The big picture: NOx has a short atmospheric lifetime, on the scale of hours, so satellite sensors can give a near-real-time picture of combustion worldwide, from the cars leading to Los Angeles smog to biomass burning in the vast forests of Indonesia and South America.

"It affects people's quality of life directly," Mazzaro says.

A lot of point sources visible in the image are to be expected, such as major cities and oil production hubs. However, the hazy bands of NOx over the Amazon and sub-Saharan Africa may be clues to different sources of the compound, and interestingly, the satellite is even able to show typically used shipping routes.

Why you'll hear about this again: Mazzaro says the Sentinel satellite's capabilities could be used for monitoring compliance with environmental agreements, including air pollution reduction commitments on NOx, acid rain and any future regulations on methane pollution, given that it is a potent greenhouse gas that is on the increase.

Go deeper: What We Burn Creates an Eerily Navigable Map of Earth (Medium)

Go deeper

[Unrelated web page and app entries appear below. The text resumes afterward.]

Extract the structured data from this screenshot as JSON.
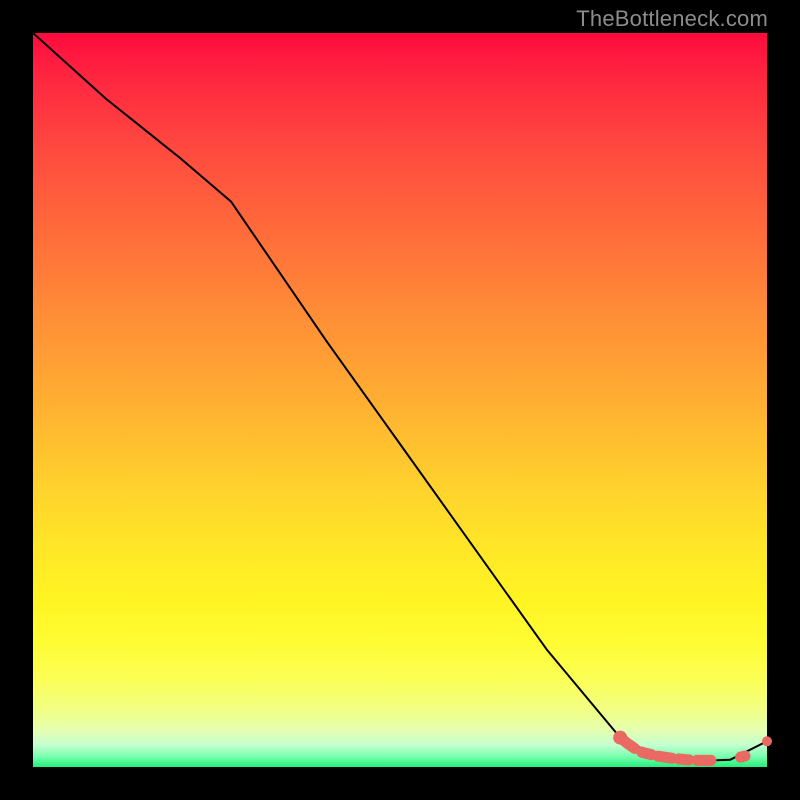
{
  "watermark": "TheBottleneck.com",
  "chart_data": {
    "type": "line",
    "title": "",
    "xlabel": "",
    "ylabel": "",
    "xlim": [
      0,
      100
    ],
    "ylim": [
      0,
      100
    ],
    "grid": false,
    "legend": false,
    "series": [
      {
        "name": "black-line",
        "color": "#000000",
        "x": [
          0,
          10,
          20,
          27,
          40,
          50,
          60,
          70,
          80,
          85,
          90,
          95,
          100
        ],
        "values": [
          100,
          91,
          83,
          77,
          58,
          44,
          30,
          16,
          4,
          1.5,
          0.8,
          1.0,
          3.5
        ]
      },
      {
        "name": "coral-markers",
        "color": "#e86a63",
        "x": [
          80,
          81,
          82,
          83,
          85,
          87,
          88,
          89,
          91,
          92,
          93,
          95,
          97
        ],
        "values": [
          4.0,
          3.2,
          2.5,
          2.0,
          1.5,
          1.2,
          1.1,
          1.0,
          0.9,
          0.9,
          0.9,
          1.0,
          1.5
        ]
      },
      {
        "name": "coral-end-dot",
        "color": "#e86a63",
        "x": [
          100
        ],
        "values": [
          3.5
        ]
      }
    ]
  }
}
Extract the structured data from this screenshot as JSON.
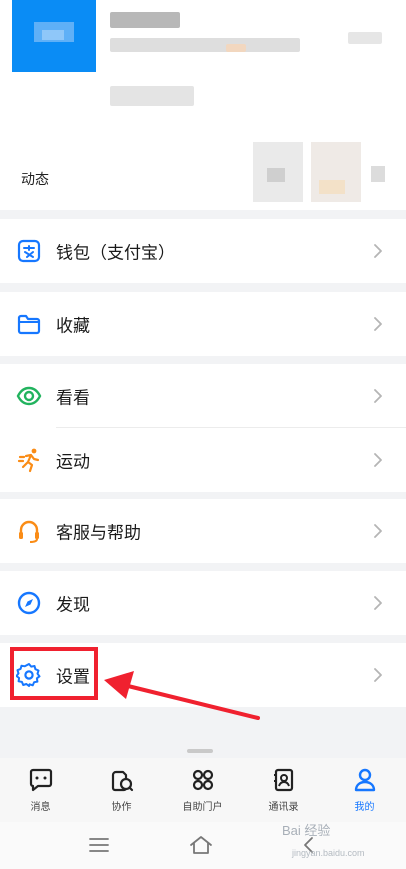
{
  "profile": {
    "dynamic_label": "动态"
  },
  "menu": [
    {
      "id": "wallet",
      "label": "钱包（支付宝）",
      "icon": "wallet-icon"
    },
    {
      "id": "favorites",
      "label": "收藏",
      "icon": "folder-icon"
    },
    {
      "id": "look",
      "label": "看看",
      "icon": "eye-icon"
    },
    {
      "id": "sport",
      "label": "运动",
      "icon": "running-icon"
    },
    {
      "id": "help",
      "label": "客服与帮助",
      "icon": "headset-icon"
    },
    {
      "id": "discover",
      "label": "发现",
      "icon": "compass-icon"
    },
    {
      "id": "settings",
      "label": "设置",
      "icon": "gear-icon"
    }
  ],
  "tabbar": {
    "items": [
      {
        "label": "消息",
        "icon": "message-icon",
        "active": false
      },
      {
        "label": "协作",
        "icon": "collaboration-icon",
        "active": false
      },
      {
        "label": "自助门户",
        "icon": "portal-grid-icon",
        "active": false
      },
      {
        "label": "通讯录",
        "icon": "contacts-icon",
        "active": false
      },
      {
        "label": "我的",
        "icon": "person-icon",
        "active": true
      }
    ]
  },
  "watermark": {
    "text": "Bai 经验",
    "url": "jingyan.baidu.com"
  },
  "colors": {
    "accent": "#1677ff",
    "highlight": "#f0212f",
    "avatar": "#0a8cf5",
    "icon_green": "#22b35e",
    "icon_orange": "#fa8c16"
  }
}
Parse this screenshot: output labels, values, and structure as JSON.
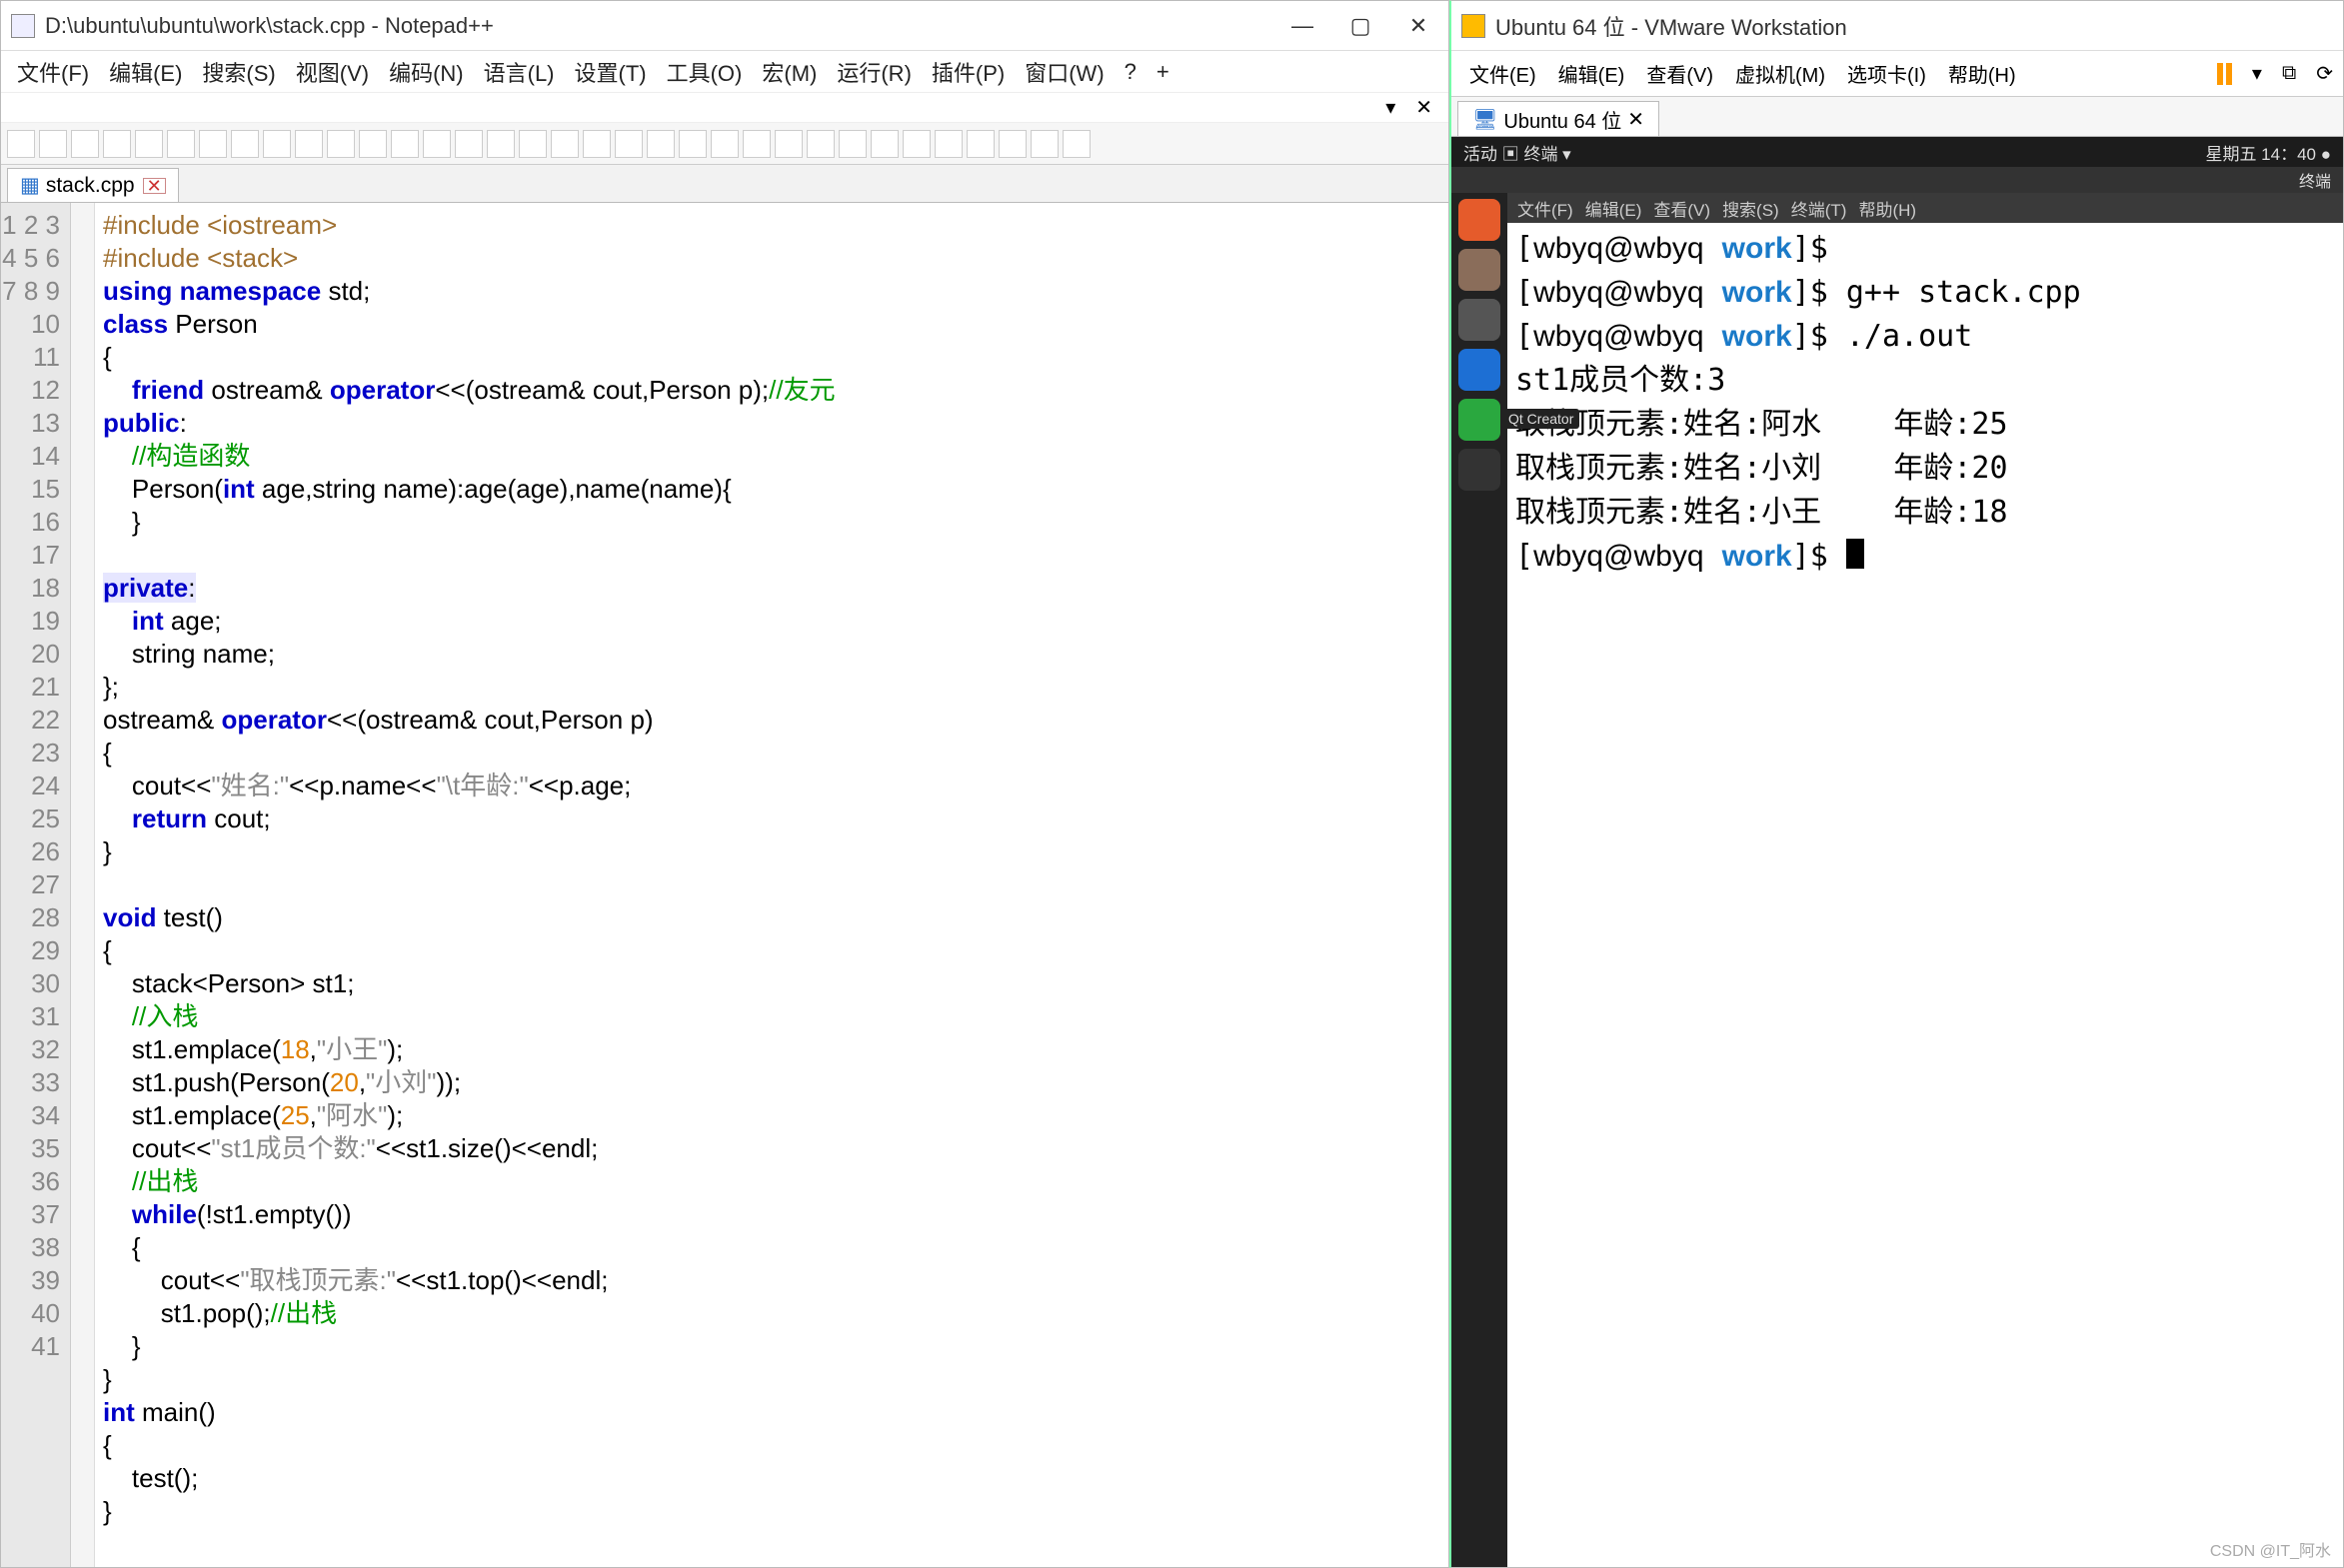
{
  "notepad": {
    "title": "D:\\ubuntu\\ubuntu\\work\\stack.cpp - Notepad++",
    "menus": [
      "文件(F)",
      "编辑(E)",
      "搜索(S)",
      "视图(V)",
      "编码(N)",
      "语言(L)",
      "设置(T)",
      "工具(O)",
      "宏(M)",
      "运行(R)",
      "插件(P)",
      "窗口(W)",
      "?",
      "+"
    ],
    "tab": "stack.cpp",
    "lines": 41,
    "code_html": "<span class='pp'>#include</span> <span class='pp'>&lt;iostream&gt;</span>\n<span class='pp'>#include</span> <span class='pp'>&lt;stack&gt;</span>\n<span class='kw'>using</span> <span class='kw'>namespace</span> std;\n<span class='kw'>class</span> Person\n{\n    <span class='kw'>friend</span> ostream&amp; <span class='kw'>operator</span>&lt;&lt;(ostream&amp; cout,Person p);<span class='cm'>//友元</span>\n<span class='kw'>public</span>:\n    <span class='cm'>//构造函数</span>\n    Person(<span class='kw'>int</span> age,string name):age(age),name(name){\n    }\n\n<span class='hl-line'><span class='kw'>private</span>:</span>\n    <span class='kw'>int</span> age;\n    string name;\n};\nostream&amp; <span class='kw'>operator</span>&lt;&lt;(ostream&amp; cout,Person p)\n{\n    cout&lt;&lt;<span class='str'>\"姓名:\"</span>&lt;&lt;p.name&lt;&lt;<span class='str'>\"\\t年龄:\"</span>&lt;&lt;p.age;\n    <span class='kw'>return</span> cout;\n}\n\n<span class='kw'>void</span> test()\n{\n    stack&lt;Person&gt; st1;\n    <span class='cm'>//入栈</span>\n    st1.emplace(<span class='num'>18</span>,<span class='str'>\"小王\"</span>);\n    st1.push(Person(<span class='num'>20</span>,<span class='str'>\"小刘\"</span>));\n    st1.emplace(<span class='num'>25</span>,<span class='str'>\"阿水\"</span>);\n    cout&lt;&lt;<span class='str'>\"st1成员个数:\"</span>&lt;&lt;st1.size()&lt;&lt;endl;\n    <span class='cm'>//出栈</span>\n    <span class='kw'>while</span>(!st1.empty())\n    {\n        cout&lt;&lt;<span class='str'>\"取栈顶元素:\"</span>&lt;&lt;st1.top()&lt;&lt;endl;\n        st1.pop();<span class='cm'>//出栈</span>\n    }\n}\n<span class='kw'>int</span> main()\n{\n    test();\n}\n"
  },
  "vmware": {
    "title": "Ubuntu 64 位 - VMware Workstation",
    "menus": [
      "文件(E)",
      "编辑(E)",
      "查看(V)",
      "虚拟机(M)",
      "选项卡(I)",
      "帮助(H)"
    ],
    "tab": "Ubuntu 64 位",
    "ubuntu_top_left": "活动  ▣ 终端 ▾",
    "ubuntu_top_right": "星期五 14：40 ●",
    "ubuntu_sub_right": "终端",
    "term_menus": [
      "文件(F)",
      "编辑(E)",
      "查看(V)",
      "搜索(S)",
      "终端(T)",
      "帮助(H)"
    ],
    "term_html": "[<span class='prompt-h'>wbyq@wbyq</span> <span class='prompt-w'>work</span>]$\n[<span class='prompt-h'>wbyq@wbyq</span> <span class='prompt-w'>work</span>]$ g++ stack.cpp\n[<span class='prompt-h'>wbyq@wbyq</span> <span class='prompt-w'>work</span>]$ ./a.out\nst1成员个数:3\n取栈顶元素:姓名:阿水    年龄:25\n取栈顶元素:姓名:小刘    年龄:20\n取栈顶元素:姓名:小王    年龄:18\n[<span class='prompt-h'>wbyq@wbyq</span> <span class='prompt-w'>work</span>]$ <span class='cursor'></span>",
    "qt_tooltip": "Qt Creator"
  },
  "watermark": "CSDN @IT_阿水"
}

DOJ watchdog to probe whether officials sought to alter election results

Former President Donald Trump and former First Lady Melania Trump exit Air Force One in West Palm Beach, Florida, on Jan. 20. Photo: Alex Edelman/AFP via Getty Images

The Justice Department's inspector general will investigate whether any current or former DOJ officials "engaged in an improper attempt to have DOJ seek to alter the outcome" of the 2020 election, the agency announced Monday.

Driving the news: The investigation comes in the wake of a New York Times report that alleged that Jeffrey Clark, the head of DOJ's civil division, had plotted with President Trump to oust acting Attorney General Jeffery Rosen in a scheme to overturn the election results in Georgia.

2 hours ago - Podcasts

Google's chief health officer Karen DeSalvo on vaccinating America

Google on Monday became the latest Big Tech company to get involved with COVID-19 vaccinations. Not just by doing things like incorporating vaccination sites into its maps, but by helping to turn some of its offices and parking lots into vaccination sites.

Axios Re:Cap goes deeper into what Google is doing, and why now, with Dr. Karen DeSalvo, Google's chief health officer who previously worked at HHS and as health commissioner for New Orleans.

Biden signs order overturning Trump's transgender military ban

Photo: Tom Brenner/Getty Images

President Biden signed an executive order on Monday overturning the Trump administration's ban on transgender Americans serving in the military.

Why it matters: The ban, which allowed the military to bar openly transgender recruits and discharge people for not living as their sex assigned at birth, affected up to 15,000 service members, according to tallies from the National Center for Transgender Equality and Transgender American Veterans Association.